And as if this were not enough, the same thing happens on a lesser scale in each game.
If you reach game point and win it, the usual tennis outcome occurs--you get the entire game while your opponent gets nothing, all the points he won in the game having been eliminated.
The game could be extremely close and hard-fought, swinging back and forth many times from deuce to add. But if one player wins the game point, he gets the entire game and the other player gets zero.
This creates pressure since the game point is obviously more important than any other point within the game. On top of that, the pressure within the game even ratchets up as the score approaches game point. The deuce point gets tense just because it gives the winner game point.
That’s very different from the other sports. You could create the same situation in basketball if you changed the scoring system such that every five minutes the next basket would count for 10 points instead of two, and the other team would lose five points.

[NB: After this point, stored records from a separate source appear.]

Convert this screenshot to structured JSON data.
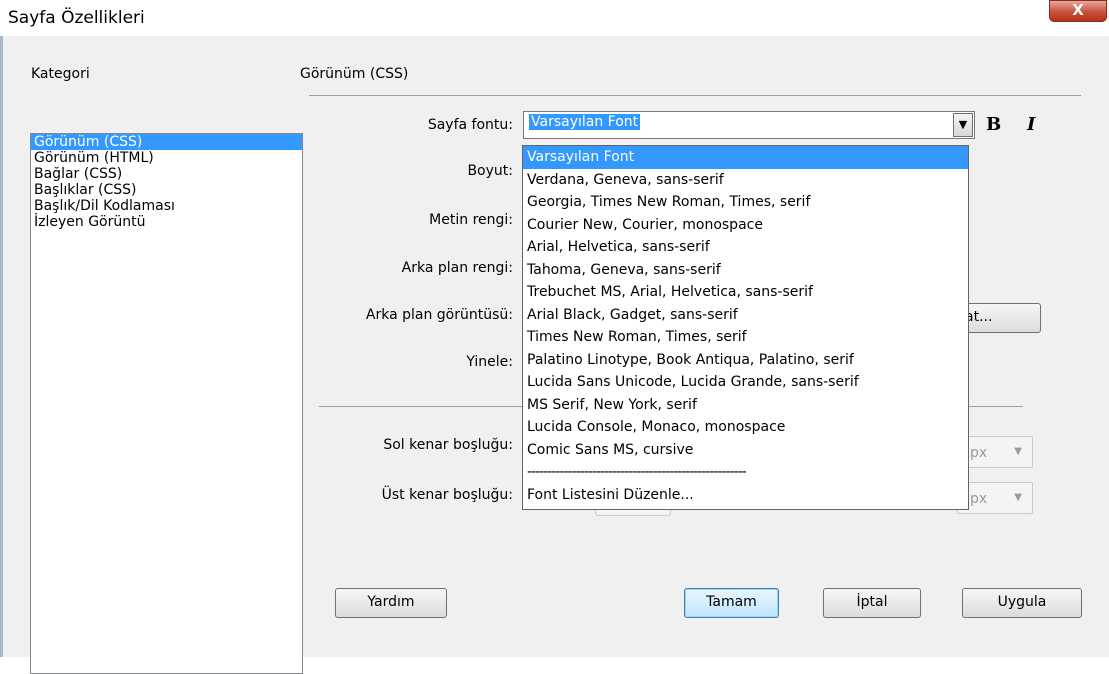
{
  "window": {
    "title": "Sayfa Özellikleri",
    "close_label": "X"
  },
  "category": {
    "label": "Kategori",
    "items": [
      "Görünüm (CSS)",
      "Görünüm (HTML)",
      "Bağlar (CSS)",
      "Başlıklar (CSS)",
      "Başlık/Dil Kodlaması",
      "İzleyen Görüntü"
    ],
    "selected_index": 0
  },
  "section": {
    "title": "Görünüm (CSS)"
  },
  "form": {
    "page_font_label": "Sayfa fontu:",
    "page_font_value": "Varsayılan Font",
    "bold_label": "B",
    "italic_label": "I",
    "size_label": "Boyut:",
    "text_color_label": "Metin rengi:",
    "bg_color_label": "Arka plan rengi:",
    "bg_image_label": "Arka plan görüntüsü:",
    "browse_label_visible": "at...",
    "repeat_label": "Yinele:",
    "left_margin_label": "Sol kenar boşluğu:",
    "top_margin_label": "Üst kenar boşluğu:",
    "unit_value": "px"
  },
  "font_dropdown": {
    "options": [
      "Varsayılan Font",
      "Verdana, Geneva, sans-serif",
      "Georgia, Times New Roman, Times, serif",
      "Courier New, Courier, monospace",
      "Arial, Helvetica, sans-serif",
      "Tahoma, Geneva, sans-serif",
      "Trebuchet MS, Arial, Helvetica, sans-serif",
      "Arial Black, Gadget, sans-serif",
      "Times New Roman, Times, serif",
      "Palatino Linotype, Book Antiqua, Palatino, serif",
      "Lucida Sans Unicode, Lucida Grande, sans-serif",
      "MS Serif, New York, serif",
      "Lucida Console, Monaco, monospace",
      "Comic Sans MS, cursive",
      "------------------------------------------------------",
      "Font Listesini Düzenle..."
    ],
    "selected_index": 0
  },
  "buttons": {
    "help": "Yardım",
    "ok": "Tamam",
    "cancel": "İptal",
    "apply": "Uygula"
  },
  "colors": {
    "selection": "#3399ff",
    "dialog_bg": "#f0f0f0",
    "close_red": "#c9513a"
  }
}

That would add some huge pressure periodically to the middle of the game--as it is in tennis--instead of having to wait for the big pressure until the end of the game.
These features of the tennis scoring system (as well as its one-on-one, personal aspect) make the game fraught with emotion, pressure, and choking. It is mentally tougher than most of the other sports.
So what do you do about it?
If you are not particularly confident (which most people aren’t) try, as best you can, to resist thinking about the score. Getting heavily involved with the score and winning the big points will make the unconfident nervous.
Of course you will rarely be able to totally forget about the score, but it is a problem you can make better or worse, even though you can’t completely solve it. Thus, keep working to push it to the back of your mind, rather than focusing on it.
Unless you are deeply confident of winning, resist highlighting big points with thoughts like, “Ok, it’s set point! I’ve got to win this one.” It will just make you nervous.
Instead, concentrate narrowly on playing the next point as well as you can. Do your best to mentally lose yourself in watching the ball, staying relaxed, creating good emotions, and executing your game plan.
Try to treat each point the same, even though they aren’t. (Assume they are all important but none too important.) Plug along, one point at a time.
Try to ride over the big points by keeping your head into what you will be doing in the next few seconds. Then, simply assume something good will happen.